The number one mission of Untold Stories is to preserve our history for the coming generations who will have next to no context for understanding what life was like before the ‘tech revolution’.  I know some of what it was like, as do many of the older generations, but we will never be able to explain with the context a member of the Silent Generation can.  For example, an overwhelming amount of my interviewees grew up without a family car, something inconceivable to most of today’s youth.

My thoughts are with my friend’s mother.  I hope yours will be, too.  She has acted as the anchor for the family, and has an amazing story to tell.  With luck, this will be but a scare, and we’ll be honored to share in her story soon.

Fly on a notebook

This project has already had an incredible impact on me.  I might have predicted that it would, but I have been so consumed in building the project and reaching out to friends to connect with the Silent Generation that I wasn’t paying attention to myself.

Becoming a Better Anthropologist

An important change is my becoming a better Anthropologist.  Anthropology in relation to ethnography, to me, means removal of self for the greater good of a project or understanding of a group of people.  We learn this in school, in addition to critical thinking and best practices, but it’s easy to forget in day-to-day life.  Our gut reactions and upbringing play a role in all that we do.  Most of our interactions depend on our NOT dissolving our personality – our friends want to know what we think, colleagues want to know who we are.  Acting as a Faceless Man would draw suspicion.

But when conducting ethnography, it is best to fade oneself out.  This is hard to do, and it is obvious to a project when an Anthropologist is unable to do so.  At the beginning of the project, I found myself bumping against this wall like a piece of driftwood against the levee.  I knew that the wall needed to be dissolved, but I wasn’t sure how.  Most of the stories I was hearing weren’t in large conflict with myself, so the urgency wasn’t there.

The challenge came when I was in the South.  It is a cliché that the South is religious, but several of my interviews took that slant.  Some even went so far as to be anti-other-religion, which is hard for me to support.  This is where my levee finally broke.  You see, this project isn’t about me.  I am just a conduit.  I had felt as such at the beginning, that I was being given these stories in trust that I would direct their flow with care to their final destination.  Now I had stories I didn’t necessarily agree with.

I’ve always said I want to be able to represent a people or situation as accurately as possible, without sensationalizing as the news does.  For me to remove any part of a story because I didn’t agree with it would be falling into the very habits for which I frown upon the news.  It would also negate the trust I am building with the participants.  My walls are down, and it feels good.
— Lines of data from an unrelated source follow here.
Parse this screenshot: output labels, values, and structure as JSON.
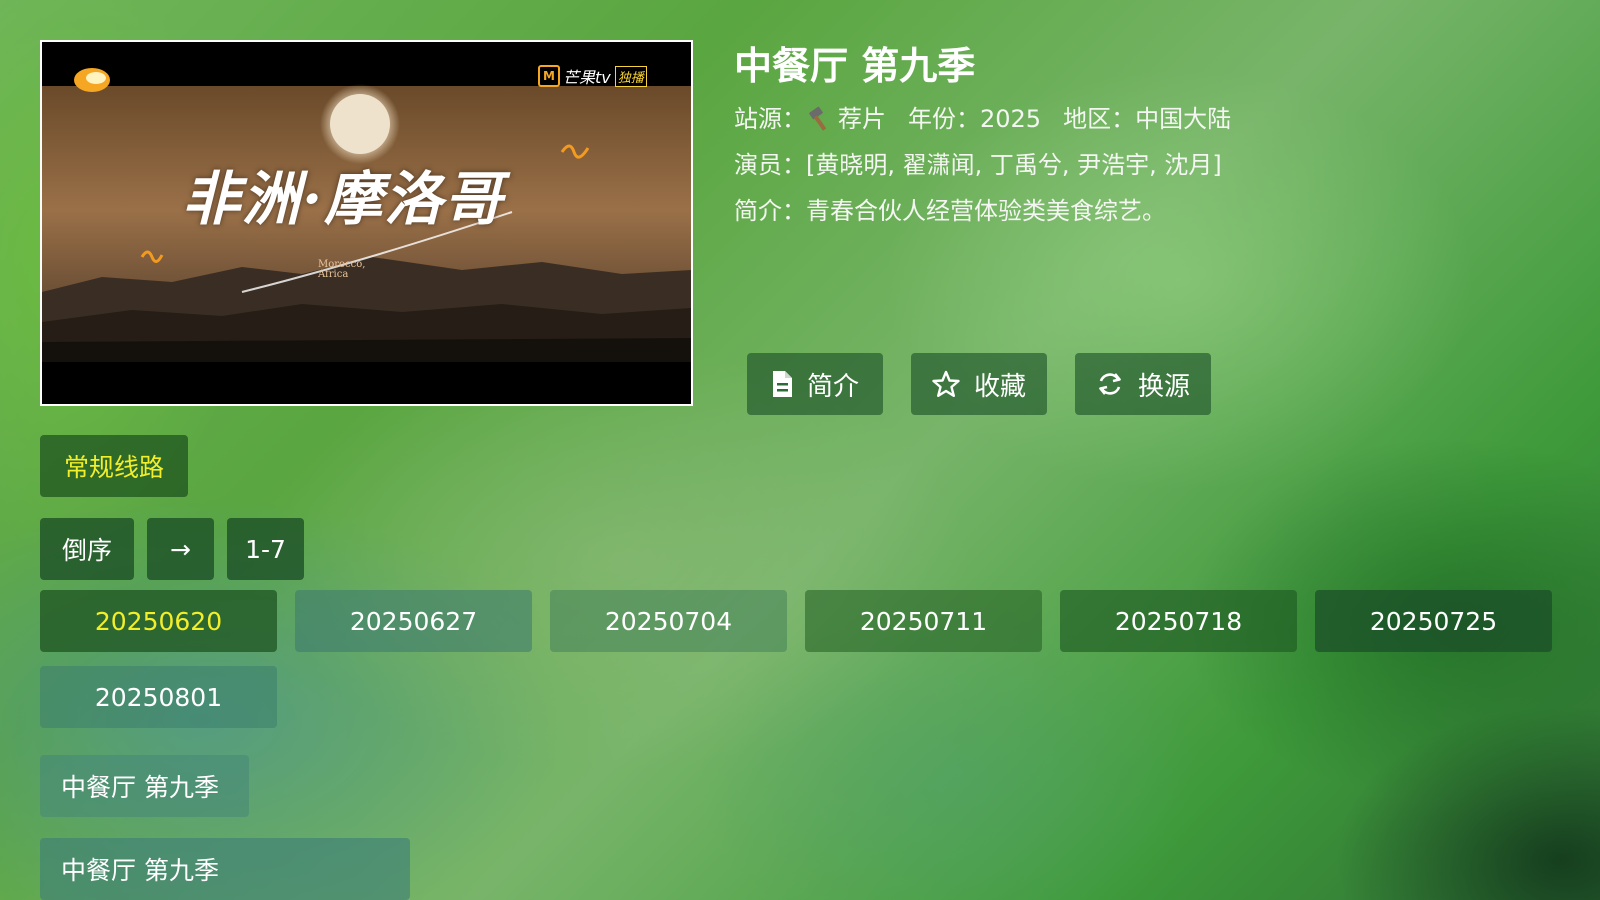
{
  "show": {
    "title": "中餐厅 第九季",
    "source_label": "站源：",
    "source_icon": "hammer-icon",
    "source_value": "荐片",
    "year_label": "年份：",
    "year_value": "2025",
    "region_label": "地区：",
    "region_value": "中国大陆",
    "cast_label": "演员：",
    "cast_value": "[黄晓明, 翟潇闻, 丁禹兮, 尹浩宇, 沈月]",
    "intro_label": "简介：",
    "intro_value": "青春合伙人经营体验类美食综艺。"
  },
  "poster": {
    "title_text": "非洲·摩洛哥",
    "subtitle_text": "Morocco, Africa",
    "logo_text": "芒果tv",
    "badge_text": "独播",
    "brand_mark": "M"
  },
  "actions": [
    {
      "label": "简介",
      "icon": "document-icon"
    },
    {
      "label": "收藏",
      "icon": "star-icon"
    },
    {
      "label": "换源",
      "icon": "refresh-icon"
    }
  ],
  "route": {
    "label": "常规线路"
  },
  "controls": {
    "sort_label": "倒序",
    "arrow_label": "→",
    "range_label": "1-7"
  },
  "episodes": [
    "20250620",
    "20250627",
    "20250704",
    "20250711",
    "20250718",
    "20250725",
    "20250801"
  ],
  "selected_episode": "20250620",
  "related": [
    "中餐厅 第九季",
    "中餐厅 第九季"
  ],
  "colors": {
    "selected_text": "#f2ee2a",
    "accent_logo": "#f5a623"
  }
}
When I started the project, I thought I might do best if I crowdsourced the stories.  I don’t know all 300 Million Americans.  After circulating the project in my own city, and getting a little local PR, nothing happened.  Not one story came through.  So I started calling friends.

This is where the snowball effect began.  I currently have five stories yet to transcribe, and fifteen more scheduled in the coming month.  The national map is growing, too.  I’m confident that the project will reach a critical mass wherein strangers will begin referring interviews as well, but it’s not there, yet.
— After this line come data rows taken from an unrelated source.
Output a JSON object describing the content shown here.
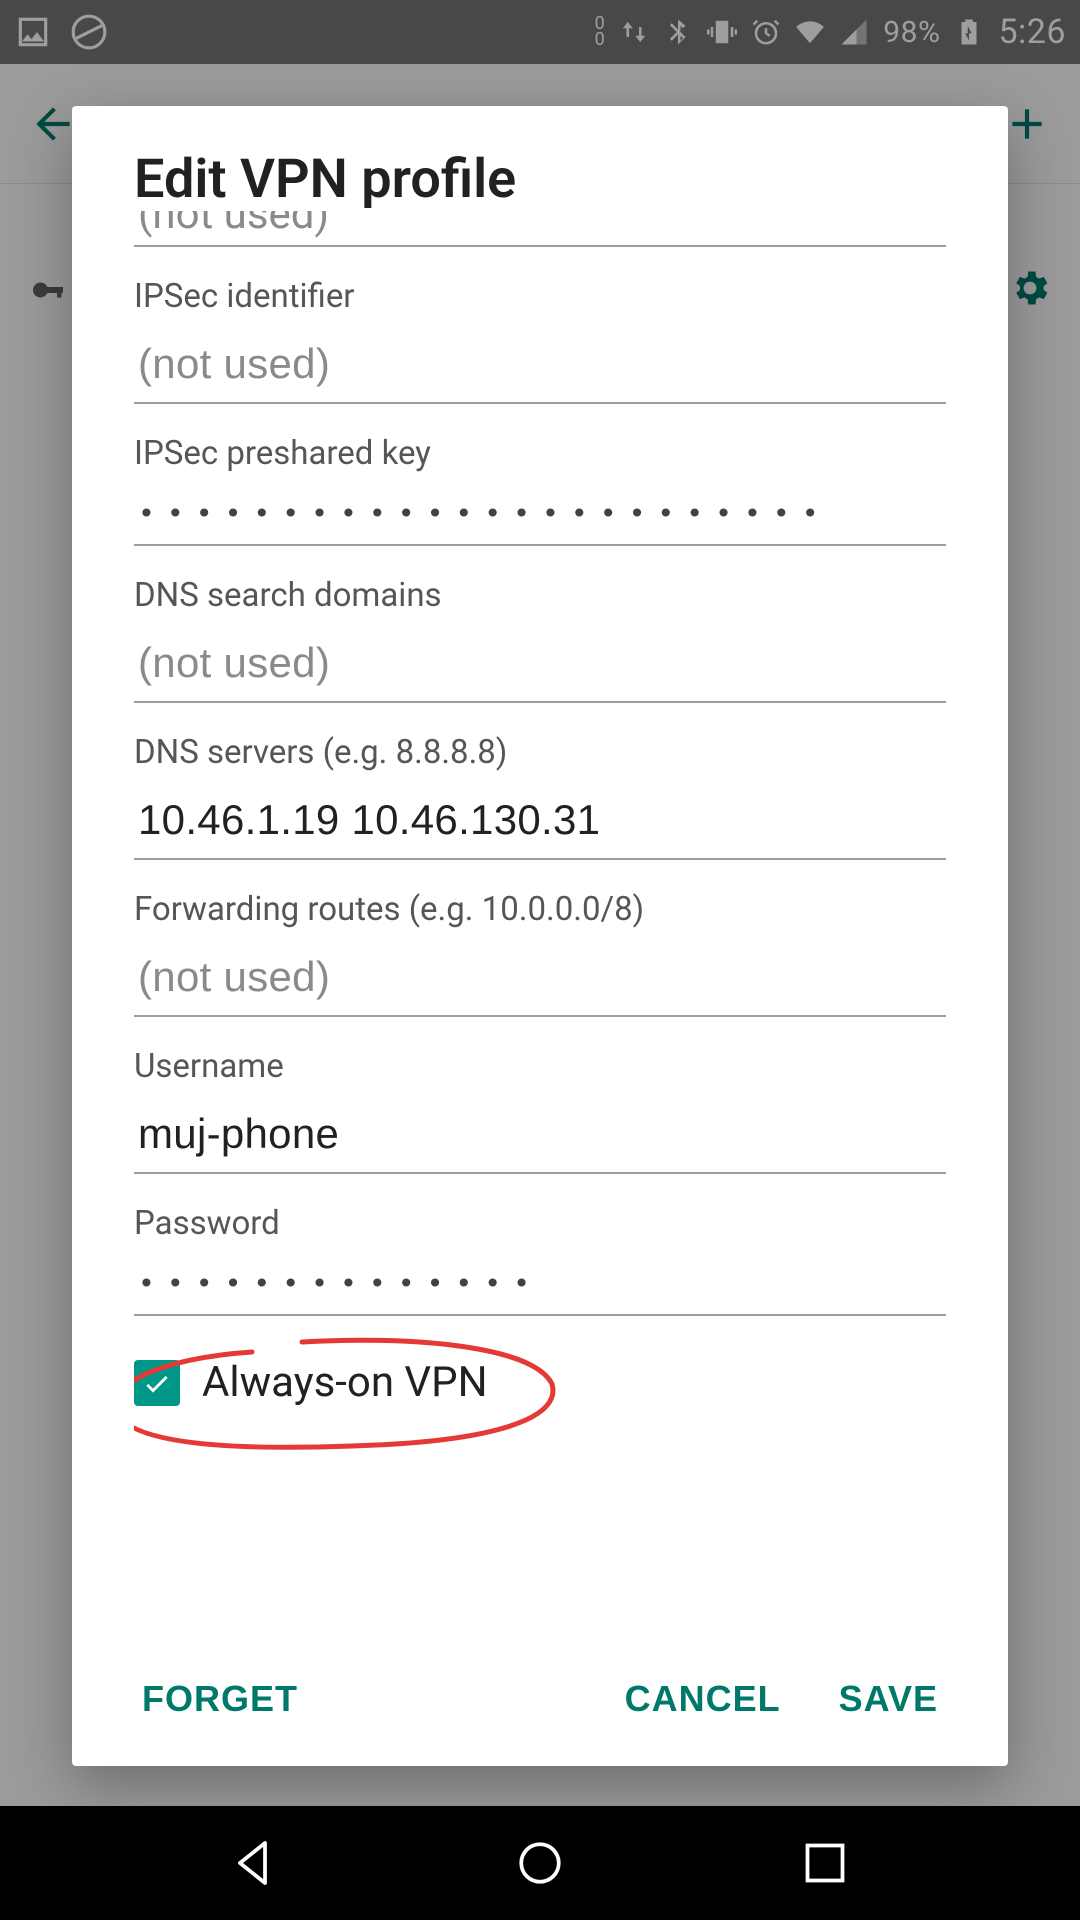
{
  "status": {
    "battery_text": "98%",
    "clock_text": "5:26",
    "net_badge": "0\n0"
  },
  "dialog": {
    "title": "Edit VPN profile",
    "cutoff_placeholder": "(not used)",
    "fields": {
      "ipsec_identifier": {
        "label": "IPSec identifier",
        "placeholder": "(not used)",
        "value": ""
      },
      "ipsec_psk": {
        "label": "IPSec preshared key",
        "value": "••••••••••••••••••••••••"
      },
      "dns_search": {
        "label": "DNS search domains",
        "placeholder": "(not used)",
        "value": ""
      },
      "dns_servers": {
        "label": "DNS servers (e.g. 8.8.8.8)",
        "value": "10.46.1.19 10.46.130.31"
      },
      "fwd_routes": {
        "label": "Forwarding routes (e.g. 10.0.0.0/8)",
        "placeholder": "(not used)",
        "value": ""
      },
      "username": {
        "label": "Username",
        "value": "muj-phone"
      },
      "password": {
        "label": "Password",
        "value": "••••••••••••••"
      }
    },
    "always_on": {
      "label": "Always-on VPN",
      "checked": true
    },
    "buttons": {
      "forget": "FORGET",
      "cancel": "CANCEL",
      "save": "SAVE"
    }
  },
  "colors": {
    "accent": "#009688",
    "accent_dark": "#00796b",
    "annotation": "#e53935"
  }
}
The best part of all this is reconnecting with people I haven’t spoken with in a long time.  I am calling friends all over the country, people I have loved.  Hearing their voices, catching up on lives, leaves me a bit stunned.  Why in the world did I ever stop talking to them?  I don’t mean Facebook talking.  I mean really talking on a personal level.  Sending full messages, and spending the time on a phone call.

This project is overwhelmingly about connections.  It is about adding flesh and blood to the cold fact bones of history.  I am so lucky that a side effect of this is enriching my own connections once more.

Yesterday morning I had the pleasure of sitting down with Shelley Irwin, WGVU’s Morning Show hostess.  We discussed the Untold Stories project and its needs – namely, the need to find more West Michigan interviewees.